======== Dataset entries

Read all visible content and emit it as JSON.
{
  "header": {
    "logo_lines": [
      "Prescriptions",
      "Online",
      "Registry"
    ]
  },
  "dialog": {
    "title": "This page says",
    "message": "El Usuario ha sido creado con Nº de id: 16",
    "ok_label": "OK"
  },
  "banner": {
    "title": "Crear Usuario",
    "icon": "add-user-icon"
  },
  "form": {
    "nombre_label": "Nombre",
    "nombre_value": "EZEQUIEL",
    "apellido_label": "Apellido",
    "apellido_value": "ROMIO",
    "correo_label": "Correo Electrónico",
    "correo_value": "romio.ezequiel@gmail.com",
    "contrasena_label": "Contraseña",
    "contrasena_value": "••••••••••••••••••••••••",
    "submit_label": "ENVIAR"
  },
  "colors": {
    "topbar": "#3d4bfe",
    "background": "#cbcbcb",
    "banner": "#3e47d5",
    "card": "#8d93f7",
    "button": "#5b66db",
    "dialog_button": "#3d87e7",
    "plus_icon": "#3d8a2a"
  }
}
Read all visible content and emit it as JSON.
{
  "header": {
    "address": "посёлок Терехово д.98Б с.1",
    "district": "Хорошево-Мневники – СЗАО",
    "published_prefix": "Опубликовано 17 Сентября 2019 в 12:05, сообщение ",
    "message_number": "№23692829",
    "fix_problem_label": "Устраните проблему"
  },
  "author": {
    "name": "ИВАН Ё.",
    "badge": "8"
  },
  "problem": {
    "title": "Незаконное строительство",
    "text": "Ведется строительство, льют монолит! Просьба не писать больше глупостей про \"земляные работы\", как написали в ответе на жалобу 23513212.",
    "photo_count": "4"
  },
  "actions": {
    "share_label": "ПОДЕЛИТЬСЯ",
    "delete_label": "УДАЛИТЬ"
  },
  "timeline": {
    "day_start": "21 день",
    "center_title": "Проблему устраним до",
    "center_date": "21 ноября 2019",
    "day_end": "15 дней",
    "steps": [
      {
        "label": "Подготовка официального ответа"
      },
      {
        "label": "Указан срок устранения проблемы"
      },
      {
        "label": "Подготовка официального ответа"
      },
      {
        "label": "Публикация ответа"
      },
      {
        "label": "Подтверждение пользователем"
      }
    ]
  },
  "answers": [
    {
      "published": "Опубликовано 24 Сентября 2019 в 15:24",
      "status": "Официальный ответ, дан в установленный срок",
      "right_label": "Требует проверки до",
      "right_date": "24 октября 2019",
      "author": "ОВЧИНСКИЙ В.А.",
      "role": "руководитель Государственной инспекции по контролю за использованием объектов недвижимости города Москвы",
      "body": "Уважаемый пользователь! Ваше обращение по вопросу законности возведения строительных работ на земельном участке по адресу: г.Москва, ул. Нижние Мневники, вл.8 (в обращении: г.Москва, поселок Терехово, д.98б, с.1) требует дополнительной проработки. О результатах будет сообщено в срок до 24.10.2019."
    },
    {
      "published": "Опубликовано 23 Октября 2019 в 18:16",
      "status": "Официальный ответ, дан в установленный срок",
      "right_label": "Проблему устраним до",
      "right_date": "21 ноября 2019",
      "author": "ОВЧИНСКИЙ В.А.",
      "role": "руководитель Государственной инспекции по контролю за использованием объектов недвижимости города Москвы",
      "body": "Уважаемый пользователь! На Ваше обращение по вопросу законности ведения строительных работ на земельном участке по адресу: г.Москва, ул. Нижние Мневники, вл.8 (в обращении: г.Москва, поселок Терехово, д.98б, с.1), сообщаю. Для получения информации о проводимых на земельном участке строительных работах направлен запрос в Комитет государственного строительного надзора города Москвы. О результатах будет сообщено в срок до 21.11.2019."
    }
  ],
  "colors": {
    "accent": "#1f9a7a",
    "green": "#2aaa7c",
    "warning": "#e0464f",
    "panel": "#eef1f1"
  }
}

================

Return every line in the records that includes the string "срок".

        "label": "Указан срок устранения проблемы"
      "status": "Официальный ответ, дан в установленный срок",
      "body": "Уважаемый пользователь! Ваше обращение по вопросу законности возведения строительных работ на земельном участке по адресу: г.Москва, ул. Нижние Мневники, вл.8 (в обращении: г.Москва, поселок Терехово, д.98б, с.1) требует дополнительной проработки. О результатах будет сообщено в срок до 24.10.2019."
      "status": "Официальный ответ, дан в установленный срок",
      "body": "Уважаемый пользователь! На Ваше обращение по вопросу законности ведения строительных работ на земельном участке по адресу: г.Москва, ул. Нижние Мневники, вл.8 (в обращении: г.Москва, поселок Терехово, д.98б, с.1), сообщаю. Для получения информации о проводимых на земельном участке строительных работах направлен запрос в Комитет государственного строительного надзора города Москвы. О результатах будет сообщено в срок до 21.11.2019."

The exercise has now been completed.